- _DATASET EXCERPTS_:
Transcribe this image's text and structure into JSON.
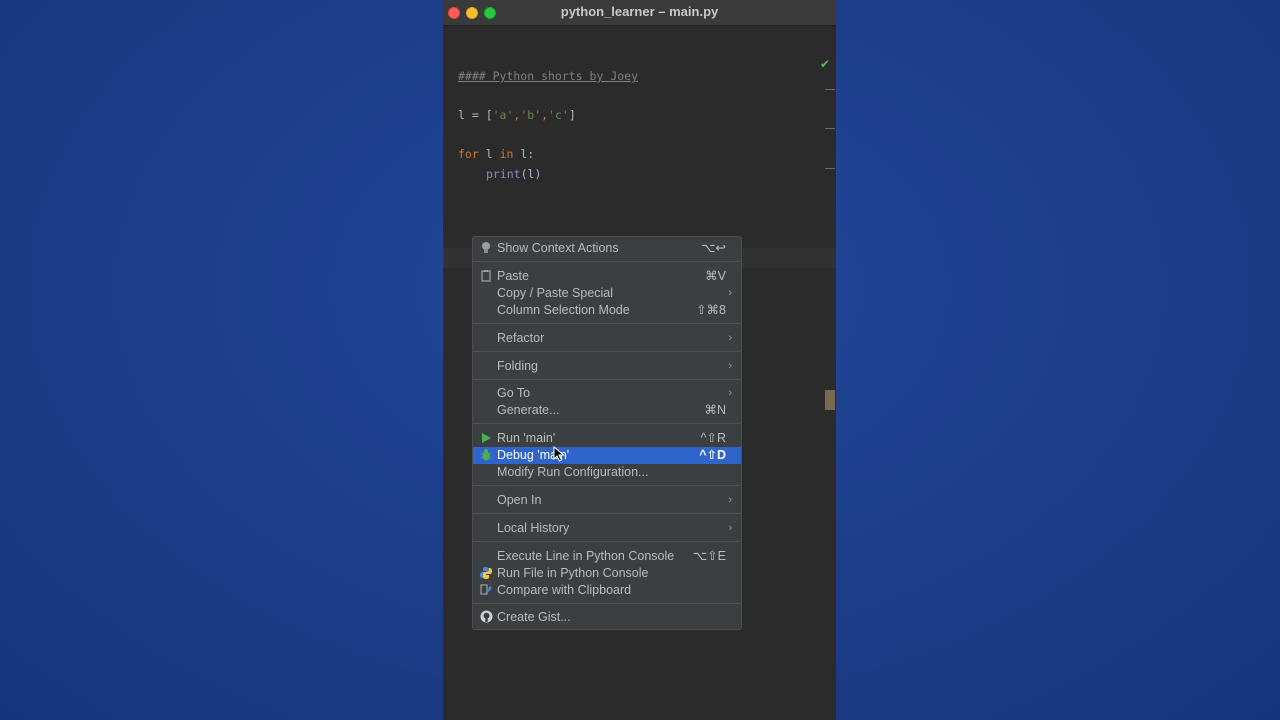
{
  "window": {
    "title": "python_learner – main.py"
  },
  "editor": {
    "line1": "#### Python shorts by Joey",
    "line2": {
      "a": "l = [",
      "s1": "'a'",
      "c1": ",",
      "s2": "'b'",
      "c2": ",",
      "s3": "'c'",
      "b": "]"
    },
    "line3": {
      "kw1": "for",
      "v": " l ",
      "kw2": "in",
      "e": " l:"
    },
    "line4": {
      "fn": "print",
      "e": "(l)"
    }
  },
  "menu": {
    "items": [
      {
        "label": "Show Context Actions",
        "shortcut": "⌥↩"
      },
      {
        "label": "Paste",
        "shortcut": "⌘V"
      },
      {
        "label": "Copy / Paste Special",
        "arrow": "›"
      },
      {
        "label": "Column Selection Mode",
        "shortcut": "⇧⌘8"
      },
      {
        "label": "Refactor",
        "arrow": "›"
      },
      {
        "label": "Folding",
        "arrow": "›"
      },
      {
        "label": "Go To",
        "arrow": "›"
      },
      {
        "label": "Generate...",
        "shortcut": "⌘N"
      },
      {
        "label": "Run 'main'",
        "shortcut": "^⇧R"
      },
      {
        "label": "Debug 'main'",
        "shortcut": "^⇧D"
      },
      {
        "label": "Modify Run Configuration...",
        "shortcut": ""
      },
      {
        "label": "Open In",
        "arrow": "›"
      },
      {
        "label": "Local History",
        "arrow": "›"
      },
      {
        "label": "Execute Line in Python Console",
        "shortcut": "⌥⇧E"
      },
      {
        "label": "Run File in Python Console",
        "shortcut": ""
      },
      {
        "label": "Compare with Clipboard",
        "shortcut": ""
      },
      {
        "label": "Create Gist...",
        "shortcut": ""
      }
    ]
  },
  "colors": {
    "selection": "#2f65ca",
    "run": "#4caf50",
    "menu_bg": "#3c3f41"
  }
}
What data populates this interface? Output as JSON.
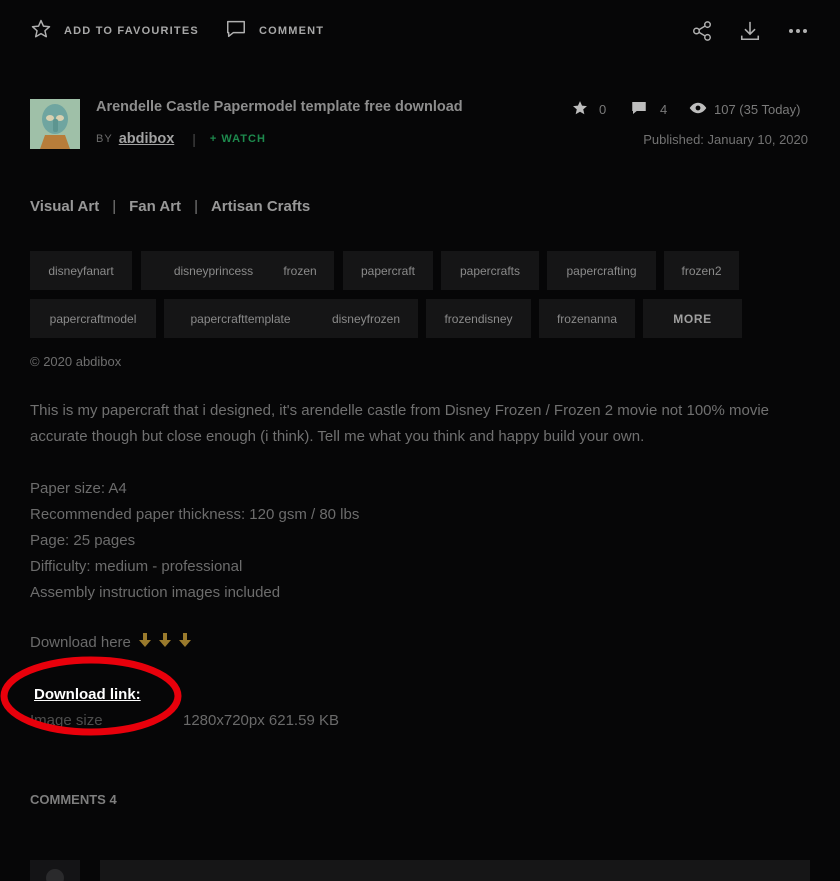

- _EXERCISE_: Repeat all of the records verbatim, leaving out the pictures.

- _RESPONSE AREA_:
Transcribe this image's text and structure into JSON.
{
  "window": {
    "title": "python_learner – main.py"
  },
  "editor": {
    "line1": "#### Python shorts by Joey",
    "line2": {
      "a": "l = [",
      "s1": "'a'",
      "c1": ",",
      "s2": "'b'",
      "c2": ",",
      "s3": "'c'",
      "b": "]"
    },
    "line3": {
      "kw1": "for",
      "v": " l ",
      "kw2": "in",
      "e": " l:"
    },
    "line4": {
      "fn": "print",
      "e": "(l)"
    }
  },
  "menu": {
    "items": [
      {
        "label": "Show Context Actions",
        "shortcut": "⌥↩"
      },
      {
        "label": "Paste",
        "shortcut": "⌘V"
      },
      {
        "label": "Copy / Paste Special",
        "arrow": "›"
      },
      {
        "label": "Column Selection Mode",
        "shortcut": "⇧⌘8"
      },
      {
        "label": "Refactor",
        "arrow": "›"
      },
      {
        "label": "Folding",
        "arrow": "›"
      },
      {
        "label": "Go To",
        "arrow": "›"
      },
      {
        "label": "Generate...",
        "shortcut": "⌘N"
      },
      {
        "label": "Run 'main'",
        "shortcut": "^⇧R"
      },
      {
        "label": "Debug 'main'",
        "shortcut": "^⇧D"
      },
      {
        "label": "Modify Run Configuration...",
        "shortcut": ""
      },
      {
        "label": "Open In",
        "arrow": "›"
      },
      {
        "label": "Local History",
        "arrow": "›"
      },
      {
        "label": "Execute Line in Python Console",
        "shortcut": "⌥⇧E"
      },
      {
        "label": "Run File in Python Console",
        "shortcut": ""
      },
      {
        "label": "Compare with Clipboard",
        "shortcut": ""
      },
      {
        "label": "Create Gist...",
        "shortcut": ""
      }
    ]
  },
  "colors": {
    "selection": "#2f65ca",
    "run": "#4caf50",
    "menu_bg": "#3c3f41"
  }
}
What data populates this interface? Output as JSON.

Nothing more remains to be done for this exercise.